Organic Chemistry: Intensive Format or Traditional Format
Arrey, Lucas Nyenty, Summer Academe
As a result of the recent movement on increasing students' performance in organic chemistry using different learning tools, Peer-Led Team Learning (PLTL) (1-6, 8), has seen the greatest impact on students' achievement in this area. I wish to put forward an argument in favor of another learning style (Intensive Format) being an alternative method of achieving better success in organic chemistry.
Peer-Led Team Learning is a workshop model where students work together in small groups of 6-8 persons, in weekly two-hour sessions. The main objective of this model is creating a community of learners who are actively engaged with the material and fellow students. The model uses facilitators who are former students who have previously taken the course and performed well in it. The workshop materials were obtained from PLTL Organic Chemistry Book Series (7) and In-house. Students in this workshop are our traditional students.

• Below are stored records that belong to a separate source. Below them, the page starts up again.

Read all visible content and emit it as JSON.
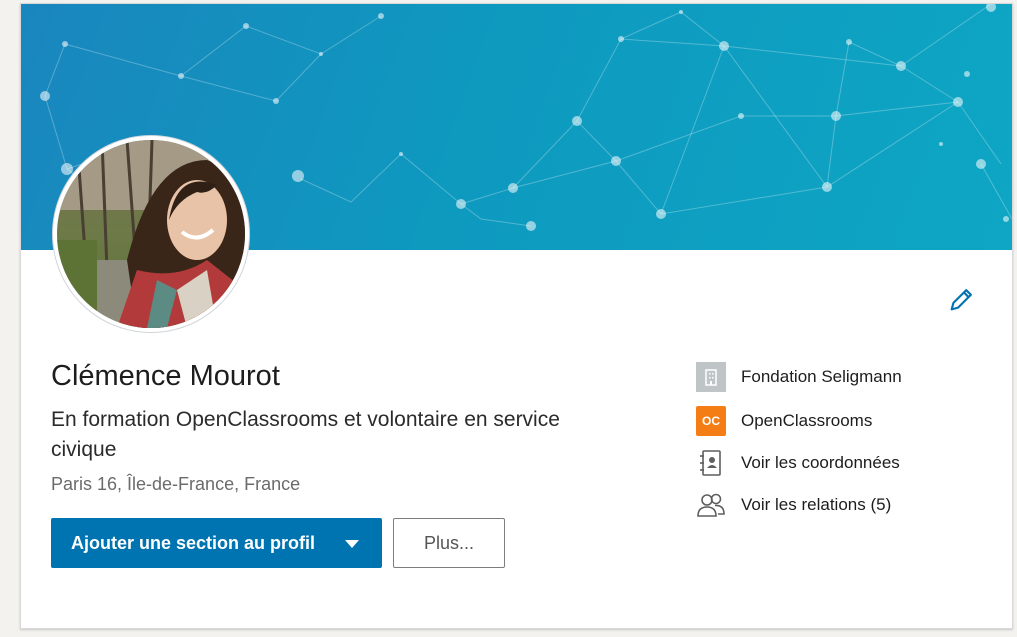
{
  "profile": {
    "name": "Clémence Mourot",
    "headline": "En formation OpenClassrooms et volontaire en service civique",
    "location": "Paris 16, Île-de-France, France"
  },
  "actions": {
    "add_section_label": "Ajouter une section au profil",
    "more_label": "Plus..."
  },
  "sidebar": {
    "items": [
      {
        "label": "Fondation Seligmann",
        "icon": "company-building-icon"
      },
      {
        "label": "OpenClassrooms",
        "icon": "openclassrooms-logo",
        "logo_text": "OC"
      },
      {
        "label": "Voir les coordonnées",
        "icon": "contact-card-icon"
      },
      {
        "label": "Voir les relations (5)",
        "icon": "people-icon"
      }
    ]
  },
  "icons": {
    "edit": "pencil-icon",
    "dropdown": "caret-down-icon"
  },
  "colors": {
    "primary": "#0073b1",
    "banner_start": "#1a86be",
    "banner_end": "#0ea6c4",
    "oc_orange": "#f57d16"
  }
}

In the Summer Institute in Science and Mathematics (SISM), the traditional twenty-eight week, two semester sequence is condensed into two four week terms in the summer. Classes meet five days a week (Monday-Friday), and three hours each day. This is the intensive format. Until now, there has been only one study (9) that compares learning of organic chemistry in semester or quarter format vs intensive format.
Sometimes, the terms intensive and accelerated are used interchangeable when it comes to course formats. I would like to make the distinction for the purpose of the study presented here. The intensive learning format is different from an accelerated learning format. The difference is that, accelerated courses are often structured in condensed formats that use weekend and evening classes, workplace programs, and distance learning. These courses are designed for students to do more work (to learn material) independently outside of class. In the intensive format, a semester course is condensed into a shorter time. Nothing is sacrificed with respect to the course material and students are not expected to do more independent learning. The objectives of the courses are the same as those of the traditional formats. In order to understand how effective intensive courses in organic chemistry are as learning format, a four year study was conducted involving two institutions, Summer Institute in Science and Mathematics (intensive format) at Capital University and a nearby anonymous university (traditional format) in central Ohio (9).
After eight years of teaching organic chemistry in both the traditional format as well as the intensive format of the Summer Institute in Science and Mathematics at Capital University, it is time for me to share what I have learned with other educators in this field. This study compares two types of learning approach: Intensive learning/study groups and Traditional learning/Peer-Led Team Learning (PLTL). A previous study comparing intensive format with traditional format without any additional aid points to the fact that organic chemistry is better learned using the intensive format. The purpose and design of the study is the same as the previous study (9).
Purpose of the Study
The purpose of this study is to examine: (1) the effectiveness of intensive course format for student learning, (2) the impact of this format on students motivation for learning, and (3) content mastery.
Design for Comparing Formats
In this study the same instructor taught organic chemistry in the traditional/PLTL format (late August-May) at one university and the intensive/study group format (June-August) at Summer Institute in Science and Mathematics (Capital University), using the same text (11), the same syllabus (the same objectives), and the same exams. The study compares the final grades of students as well as anonymous course evaluation surveys.
How Effective (Content Mastery) is the Intensive Format? …